Categories: Bulletin Articles, M. W. Bassford

Our final Bible reading in the New Testament, Revelation 21 and 22, contains a great deal of imagery that is familiar to us from the songs that we sing. Here, we find the street of gold, the river of life, the trees that bear fruit every month, and a city where there is no night because it is illuminated by God and the Lamb. When we read these images, we immediately associate them with heaven because that's what our hymns do.

However, on their own terms, the last two chapters of Revelation are not about heaven. This comes as a shock to many Christians, but it is plain on the face of the text. In Revelation 21:1-2, the actual state of affairs is described. The first heaven and the first earth are destroyed, along with the sea, signifying the end of the Hebrew cosmos. They are replaced with a new heaven and a new earth.

Into this new cosmos descends a city from heaven. The city is described as the holy city, the new Jerusalem, a city prepared like a bride adorned for her husband. A very similar description of this city appears in Revelation 21:10. Once again, John makes clear that this is a city coming from heaven.

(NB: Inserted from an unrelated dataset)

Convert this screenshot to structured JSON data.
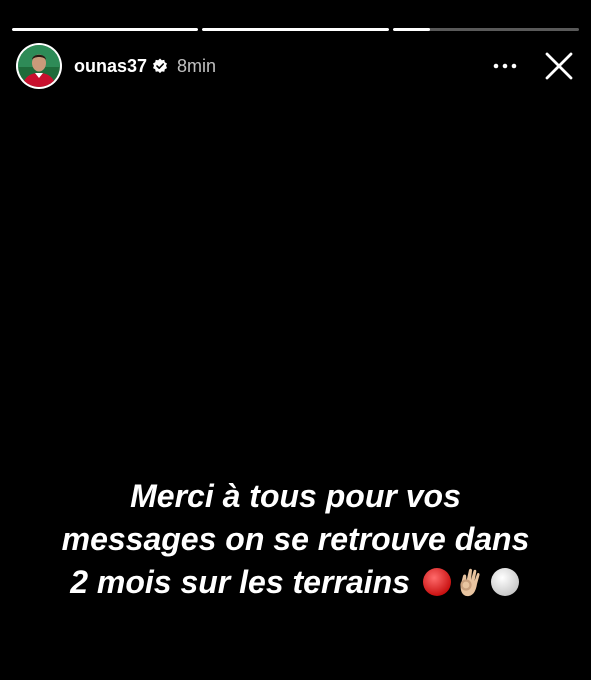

This city is the subject of most of the rest of the book. It is the city with 12 gates, 12 foundations, and walls built of precious stones. Everything else in the city is made of gold. In this city there is no night, the throne of God is in its center, and the river of the water of life flows from that throne. The tree of life flourishes along the banks of the river. Here, the people of God will reign along with Him forever and ever.

Certainly, there is considerable dispute about the nature of this city. Some believe that it represents the victorious church. Others, myself included, think that it describes the eternal reward of the faithful. However, never once does John call it “heaven”.

As always, John's words here ought to be taken seriously but not literally. Because we live in the present creation, we have no way of comprehending what the future creation will be like. Nonetheless, the glorious imagery that John uses helps us to appreciate the glory that awaits us.

I wish that the authors of our hymns about heaven had been more careful with their language. Interestingly, the greatest of our hymns about the life to come, “There Is a Habitation”, never once describes the holy city as heaven. The author of the hymn was a 19th-century gospel preacher named Love H. Jameson. He clearly knew his Bible well, and all of his descriptions of our future home are easily justifiable from Scripture.

Even now, I don't mind singing about the streets of gold in heaven. I think we should sing with longing for our future home, and I am willing to use “heaven” accommodatively to get the point across. However, as we sing, we should remember that the Bible itself says something different.